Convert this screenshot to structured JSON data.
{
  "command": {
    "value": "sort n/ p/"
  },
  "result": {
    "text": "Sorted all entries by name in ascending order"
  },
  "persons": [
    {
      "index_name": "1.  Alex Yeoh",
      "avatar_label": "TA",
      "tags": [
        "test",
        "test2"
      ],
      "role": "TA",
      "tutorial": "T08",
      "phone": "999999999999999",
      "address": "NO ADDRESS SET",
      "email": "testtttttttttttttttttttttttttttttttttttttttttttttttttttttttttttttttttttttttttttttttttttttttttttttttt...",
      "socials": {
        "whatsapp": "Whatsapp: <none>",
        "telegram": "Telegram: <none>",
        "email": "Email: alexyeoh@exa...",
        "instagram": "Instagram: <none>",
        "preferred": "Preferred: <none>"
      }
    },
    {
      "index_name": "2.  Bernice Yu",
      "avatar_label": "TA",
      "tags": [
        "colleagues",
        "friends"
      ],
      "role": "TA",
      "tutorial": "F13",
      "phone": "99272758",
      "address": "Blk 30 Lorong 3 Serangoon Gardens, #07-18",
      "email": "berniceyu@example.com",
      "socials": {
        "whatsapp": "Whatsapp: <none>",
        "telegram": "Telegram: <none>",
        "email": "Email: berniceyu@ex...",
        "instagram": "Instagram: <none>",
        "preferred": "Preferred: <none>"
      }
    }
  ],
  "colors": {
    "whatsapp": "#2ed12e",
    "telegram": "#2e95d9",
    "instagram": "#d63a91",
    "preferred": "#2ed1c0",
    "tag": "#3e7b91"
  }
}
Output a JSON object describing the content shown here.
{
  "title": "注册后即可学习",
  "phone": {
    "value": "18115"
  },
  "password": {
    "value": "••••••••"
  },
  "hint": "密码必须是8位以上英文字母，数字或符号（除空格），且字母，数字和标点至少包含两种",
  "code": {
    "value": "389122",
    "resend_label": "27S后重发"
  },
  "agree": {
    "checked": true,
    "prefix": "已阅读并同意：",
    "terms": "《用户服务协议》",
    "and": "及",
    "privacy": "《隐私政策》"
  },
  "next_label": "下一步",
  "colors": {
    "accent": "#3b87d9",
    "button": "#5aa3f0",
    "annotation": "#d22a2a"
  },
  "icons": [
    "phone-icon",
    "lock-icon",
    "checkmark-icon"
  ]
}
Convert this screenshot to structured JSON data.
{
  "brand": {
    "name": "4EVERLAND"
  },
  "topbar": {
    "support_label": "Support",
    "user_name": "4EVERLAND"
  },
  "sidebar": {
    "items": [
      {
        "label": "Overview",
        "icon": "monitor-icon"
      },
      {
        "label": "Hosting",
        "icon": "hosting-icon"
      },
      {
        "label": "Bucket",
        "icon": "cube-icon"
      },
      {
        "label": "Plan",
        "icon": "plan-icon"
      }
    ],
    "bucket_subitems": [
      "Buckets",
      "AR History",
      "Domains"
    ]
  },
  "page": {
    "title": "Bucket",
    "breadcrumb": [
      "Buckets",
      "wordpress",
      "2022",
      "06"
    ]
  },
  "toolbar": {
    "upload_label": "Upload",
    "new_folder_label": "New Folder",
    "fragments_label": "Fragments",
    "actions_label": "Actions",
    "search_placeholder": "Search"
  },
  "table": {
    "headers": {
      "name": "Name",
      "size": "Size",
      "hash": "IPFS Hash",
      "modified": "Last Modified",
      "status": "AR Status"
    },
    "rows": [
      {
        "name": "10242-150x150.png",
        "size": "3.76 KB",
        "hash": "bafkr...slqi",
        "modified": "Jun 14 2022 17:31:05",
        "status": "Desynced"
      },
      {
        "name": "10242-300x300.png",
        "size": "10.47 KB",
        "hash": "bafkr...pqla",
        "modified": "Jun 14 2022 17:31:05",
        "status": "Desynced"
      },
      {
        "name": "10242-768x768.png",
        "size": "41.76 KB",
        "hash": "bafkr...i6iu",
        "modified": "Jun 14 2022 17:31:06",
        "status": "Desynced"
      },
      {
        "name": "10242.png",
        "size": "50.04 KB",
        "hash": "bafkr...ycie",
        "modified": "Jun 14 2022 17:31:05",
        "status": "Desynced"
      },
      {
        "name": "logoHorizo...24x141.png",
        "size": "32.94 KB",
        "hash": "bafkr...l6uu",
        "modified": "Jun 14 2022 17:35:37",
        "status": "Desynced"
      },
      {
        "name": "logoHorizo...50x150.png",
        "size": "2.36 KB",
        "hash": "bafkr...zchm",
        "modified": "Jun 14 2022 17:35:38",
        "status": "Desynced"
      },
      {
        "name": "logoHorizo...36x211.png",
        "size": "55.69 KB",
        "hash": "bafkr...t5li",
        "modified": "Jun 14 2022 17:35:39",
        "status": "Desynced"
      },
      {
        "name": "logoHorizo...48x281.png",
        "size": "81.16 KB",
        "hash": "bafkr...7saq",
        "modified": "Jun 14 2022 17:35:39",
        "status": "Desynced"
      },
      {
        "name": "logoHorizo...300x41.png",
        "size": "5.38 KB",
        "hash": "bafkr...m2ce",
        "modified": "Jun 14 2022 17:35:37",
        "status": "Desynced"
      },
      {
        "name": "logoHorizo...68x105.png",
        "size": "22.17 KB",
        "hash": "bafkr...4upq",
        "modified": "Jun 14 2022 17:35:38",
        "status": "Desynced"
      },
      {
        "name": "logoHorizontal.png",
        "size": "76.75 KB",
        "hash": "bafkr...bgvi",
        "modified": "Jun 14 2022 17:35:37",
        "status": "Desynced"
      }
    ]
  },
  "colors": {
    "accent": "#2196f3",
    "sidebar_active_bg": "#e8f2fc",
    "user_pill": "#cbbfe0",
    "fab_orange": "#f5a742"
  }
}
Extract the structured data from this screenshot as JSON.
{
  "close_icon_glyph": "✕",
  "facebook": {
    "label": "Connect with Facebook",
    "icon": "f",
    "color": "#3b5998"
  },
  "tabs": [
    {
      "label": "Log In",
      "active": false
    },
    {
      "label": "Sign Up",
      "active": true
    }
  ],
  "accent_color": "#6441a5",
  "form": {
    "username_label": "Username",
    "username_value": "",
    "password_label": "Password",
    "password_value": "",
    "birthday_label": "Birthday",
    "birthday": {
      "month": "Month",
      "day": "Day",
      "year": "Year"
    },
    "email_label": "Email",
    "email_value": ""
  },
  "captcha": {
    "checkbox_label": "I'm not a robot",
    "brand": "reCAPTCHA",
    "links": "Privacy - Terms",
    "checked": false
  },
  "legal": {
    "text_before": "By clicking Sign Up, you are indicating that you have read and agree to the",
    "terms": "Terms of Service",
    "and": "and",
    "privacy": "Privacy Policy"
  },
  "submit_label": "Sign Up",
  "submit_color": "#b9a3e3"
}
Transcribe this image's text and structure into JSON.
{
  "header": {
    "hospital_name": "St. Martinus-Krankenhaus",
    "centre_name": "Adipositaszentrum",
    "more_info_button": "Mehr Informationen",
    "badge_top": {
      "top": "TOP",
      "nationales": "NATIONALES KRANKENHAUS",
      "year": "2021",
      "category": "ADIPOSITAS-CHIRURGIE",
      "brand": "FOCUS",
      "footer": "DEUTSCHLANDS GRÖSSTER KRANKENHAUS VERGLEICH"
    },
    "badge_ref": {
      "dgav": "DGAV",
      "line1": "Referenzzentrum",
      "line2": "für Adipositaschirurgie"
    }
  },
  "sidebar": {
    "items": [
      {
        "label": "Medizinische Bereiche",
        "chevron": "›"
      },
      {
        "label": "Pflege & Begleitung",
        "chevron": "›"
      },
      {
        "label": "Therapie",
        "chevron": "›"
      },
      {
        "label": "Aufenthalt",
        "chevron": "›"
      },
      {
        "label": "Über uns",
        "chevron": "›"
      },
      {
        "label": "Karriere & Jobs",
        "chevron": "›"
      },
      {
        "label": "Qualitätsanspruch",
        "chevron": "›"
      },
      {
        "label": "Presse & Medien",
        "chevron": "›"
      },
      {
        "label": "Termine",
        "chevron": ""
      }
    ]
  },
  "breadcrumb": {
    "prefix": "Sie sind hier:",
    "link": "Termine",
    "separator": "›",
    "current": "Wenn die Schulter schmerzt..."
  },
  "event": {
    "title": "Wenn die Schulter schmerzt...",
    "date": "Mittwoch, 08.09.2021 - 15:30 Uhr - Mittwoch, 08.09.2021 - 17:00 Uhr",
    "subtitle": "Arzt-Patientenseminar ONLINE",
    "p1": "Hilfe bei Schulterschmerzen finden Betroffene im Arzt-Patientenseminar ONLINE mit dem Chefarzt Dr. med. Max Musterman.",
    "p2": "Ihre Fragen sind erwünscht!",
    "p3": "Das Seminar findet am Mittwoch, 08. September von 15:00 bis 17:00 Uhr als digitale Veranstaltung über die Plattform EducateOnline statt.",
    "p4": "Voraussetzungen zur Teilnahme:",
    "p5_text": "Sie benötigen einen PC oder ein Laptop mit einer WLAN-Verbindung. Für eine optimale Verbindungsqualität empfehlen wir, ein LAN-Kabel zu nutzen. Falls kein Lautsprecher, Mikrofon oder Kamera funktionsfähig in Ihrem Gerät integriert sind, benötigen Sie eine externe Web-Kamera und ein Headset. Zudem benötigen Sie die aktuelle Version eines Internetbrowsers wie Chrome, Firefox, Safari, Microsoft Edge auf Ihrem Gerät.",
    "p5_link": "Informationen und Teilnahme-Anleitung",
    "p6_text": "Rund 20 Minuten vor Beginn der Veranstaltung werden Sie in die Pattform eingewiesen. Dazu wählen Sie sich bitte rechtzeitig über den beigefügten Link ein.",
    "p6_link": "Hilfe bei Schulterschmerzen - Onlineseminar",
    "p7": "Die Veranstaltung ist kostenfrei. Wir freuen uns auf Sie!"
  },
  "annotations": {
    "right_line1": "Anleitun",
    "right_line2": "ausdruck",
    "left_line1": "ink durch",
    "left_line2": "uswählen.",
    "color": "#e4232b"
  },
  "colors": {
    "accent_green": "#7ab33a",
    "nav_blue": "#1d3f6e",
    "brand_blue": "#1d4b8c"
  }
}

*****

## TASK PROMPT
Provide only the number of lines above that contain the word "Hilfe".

## EXERCISE SOLUTION
2